Here is the commentary in its entirety:

If any Newport Beach or Costa Mesa resident needed an insight into the collective minds of the school board, they need look no further than a recent letter to the Fairview Park Citizens Advisory Committee (FPCAC), of which I am acting chairman.

The Jan. 6 letter was sent in anticipation of the committee’s Jan. 7 vote on whether to recommend to the Costa Mesa Parks and Recreation Commission that athletic fields be considered for the southeast section of the park.

The letter was a contorted effort to recommend fields at Fairview Park without actually stating that they’d like to see fields at Fairview Park. The letter include the sentence, “We urge the committee to develop a long-term solution for more sports fields in Costa Mesa that doesn’t rely solely on using school district property,” which is code for supporting fields at the park. Realizing that they may have gone too far, the board sent rookie member Vicki Snell to the Jan. 7 FPCAC meeting to clarify that the board was not necessarily supporting fields at Fairview Park.
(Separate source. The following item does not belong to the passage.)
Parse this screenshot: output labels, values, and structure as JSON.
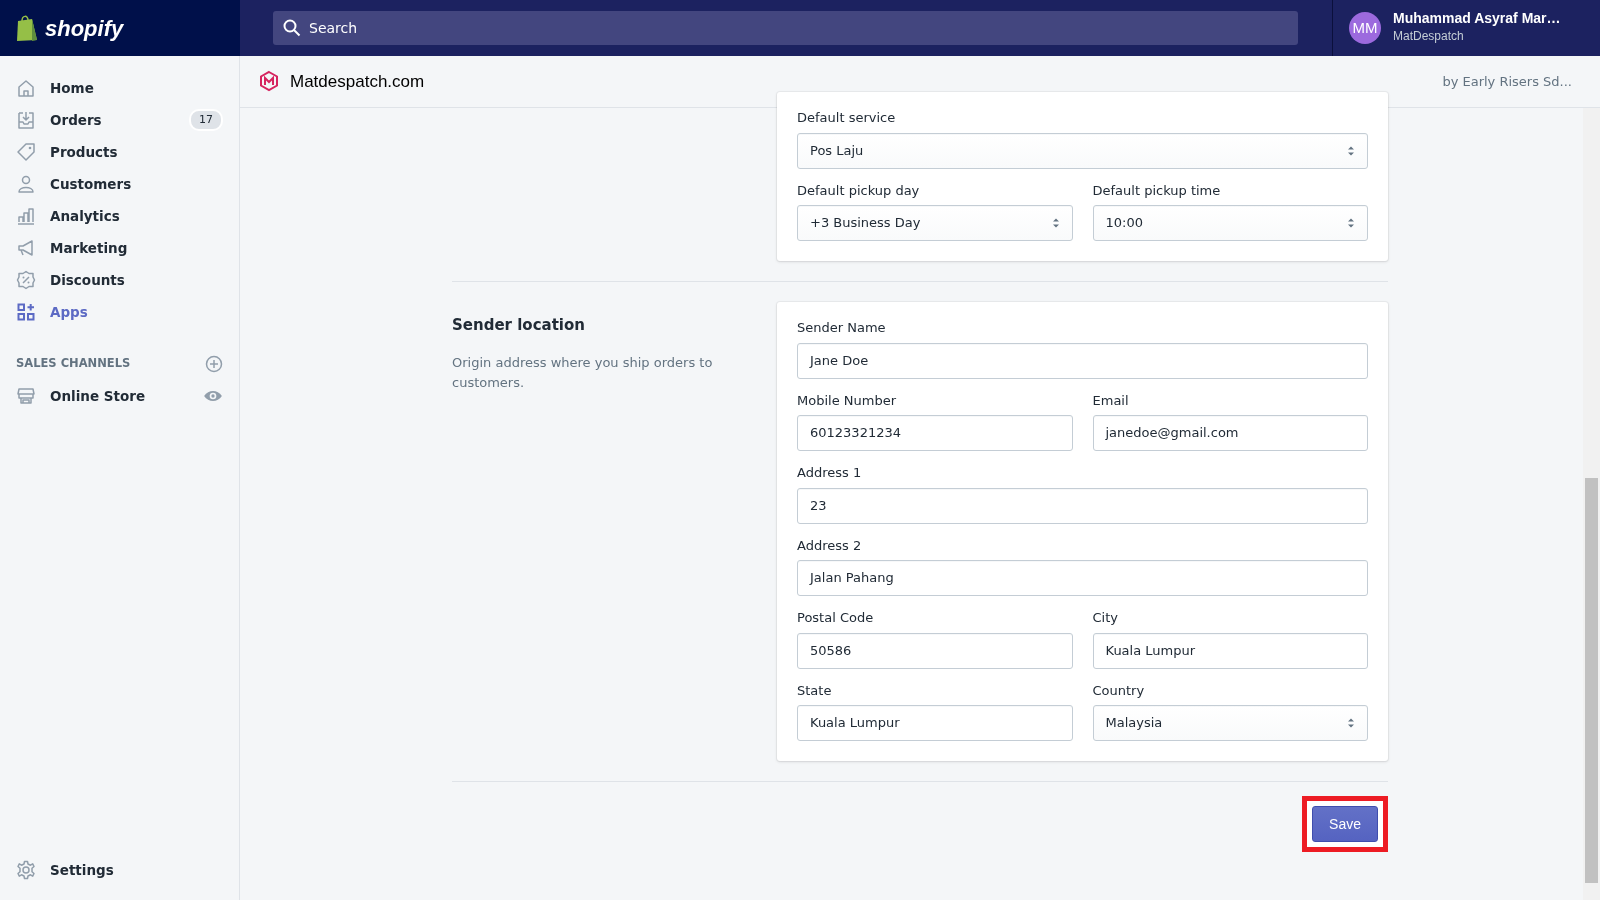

But the real “tell” in the letter, the aforementioned insight, is the belief that the fields attached to schools are “school district property.” They are not. Those fields are the property of the taxpayers of Newport Beach and Costa Mesa, and if the citizens of both cities believe that our kids are better served by allowing more school field access, that is what must happen.

The claim that fields are “school district property” is yet another attempt by the board to distance itself from its responsibility to taxpayers. Another recent example of their arrogance was during the Nov. 12 meeting at Adams Elementary School, which was called to explain the new security fencing that would surround the school.

Several weeks prior to the meeting, approximately 300 taxpayers signed a petition requesting that new fence avoid surrounding the grass field adjacent to the school, and the board approved that design. At the Adams meeting, however, the plan for the new fence showed the field surrounded in 8’ steel. When asked about the about face, Susan Astarita, Asst. Supt. for Elementary Education, responded, “Yes, we changed our minds.” The ensuing uproar was so great that board member Martha Fluor threatened to stop the meeting unless the audience calmed down.

Athletic fields at Fairview Park can be avoided if residents express to the school board that they allow more access to school fields. Despite several of my online invitations to express this sentiment prior to the board meeting of Jan. 13, only one person spoke on the subject of fields. That must change.

Both sides of the field debate agree on one major point: Costa Mesa needs more field time for the kids in youth sports. The challenge is not that Costa Mesa does not have enough fields, the challenge is that the city does not have enough fields under its direct control. Instead, everyone involved in youth sports is at the mercy of a stingy and indifferent school board that recognizes both the problem and the easiest solution but refuses to respond to the pleas of the community.

Why should they? After all, those are their fields.